The South Africa hydraulics industry is feeling the effects of a brain drain of skilled and qualified personnel, says hydraulic and pneumatic equipment manufacturers and suppliers Germiston Hydraulics CEO Archie Leitch.
Although the fluid power industry is enjoying a positive industry upturn, with the improved political climate boosting investor confidence and increased demand for all hydraulic equipment and repairs, the economic upswing has made transparent the general ongoing shortage of skilled and qualified personnel in the industry, he explains.
Leitch states that, with the recent increase in demand, the skills shortage – from artisan level to the technical and sales positions – is slowing down the rate at which manufactures and suppliers can adequately satisfy the increased demand.
He claims that skilled professionals in the industry are elderly, with few young people being properly trained to take over the reins, and qualified industry professionals are immigrating, creating a knowledge gap in industry.
“The biggest challenge is a lack of skilled labour. We have lost a few well-trained people to Australia, with most of them saying they want to leave because of the high crime rates and what was an unstable government.”
Now that the country’s political climate is stabilising, training and skills development must come to the forefront, Leitch emphasises. He says Germiston Hydraulics has been in operation for 39 years, and has undertaken significant in-house training for employees sending its artisans and technicians on training courses.
He is concerned about the current high demand for qualified hydraulics professionals, stating that the company has often invested heavily in the training of new employees, only to have them poached by other companies.
Further, the latest hydraulic technical advances will compound the skills deficit, as trained industry professionals will need to refresh their skills if they wish to remain competitive, he adds.
Despite the industry skills shortage, Germiston Hydraulics has done well in recent years.
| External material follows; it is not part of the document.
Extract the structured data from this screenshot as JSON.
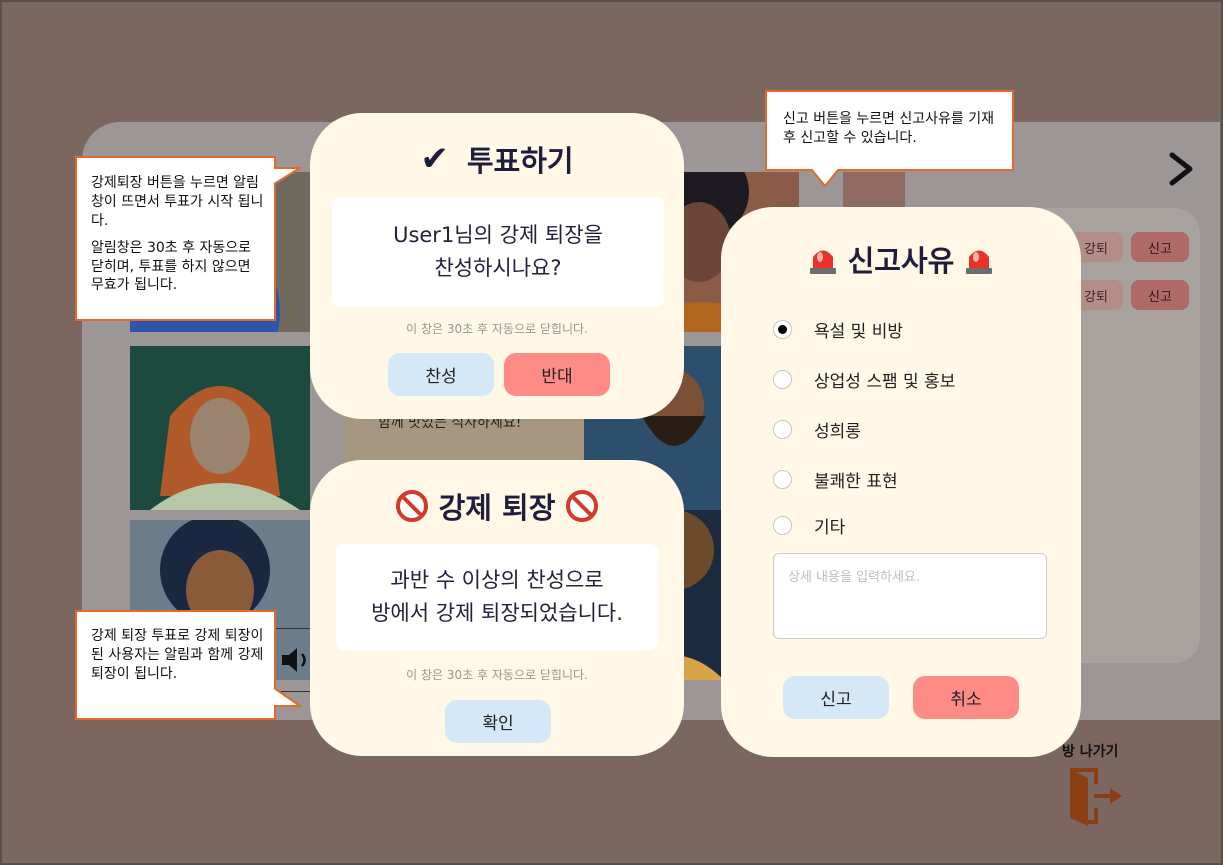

The company has invested R5-million in the purchase of new Okuma and HAAS CNC machines, to manufacture hydraulic manifolds, cylinders and hydraulic components. Leitch says the investment has significantly streamlined and improved production and quality.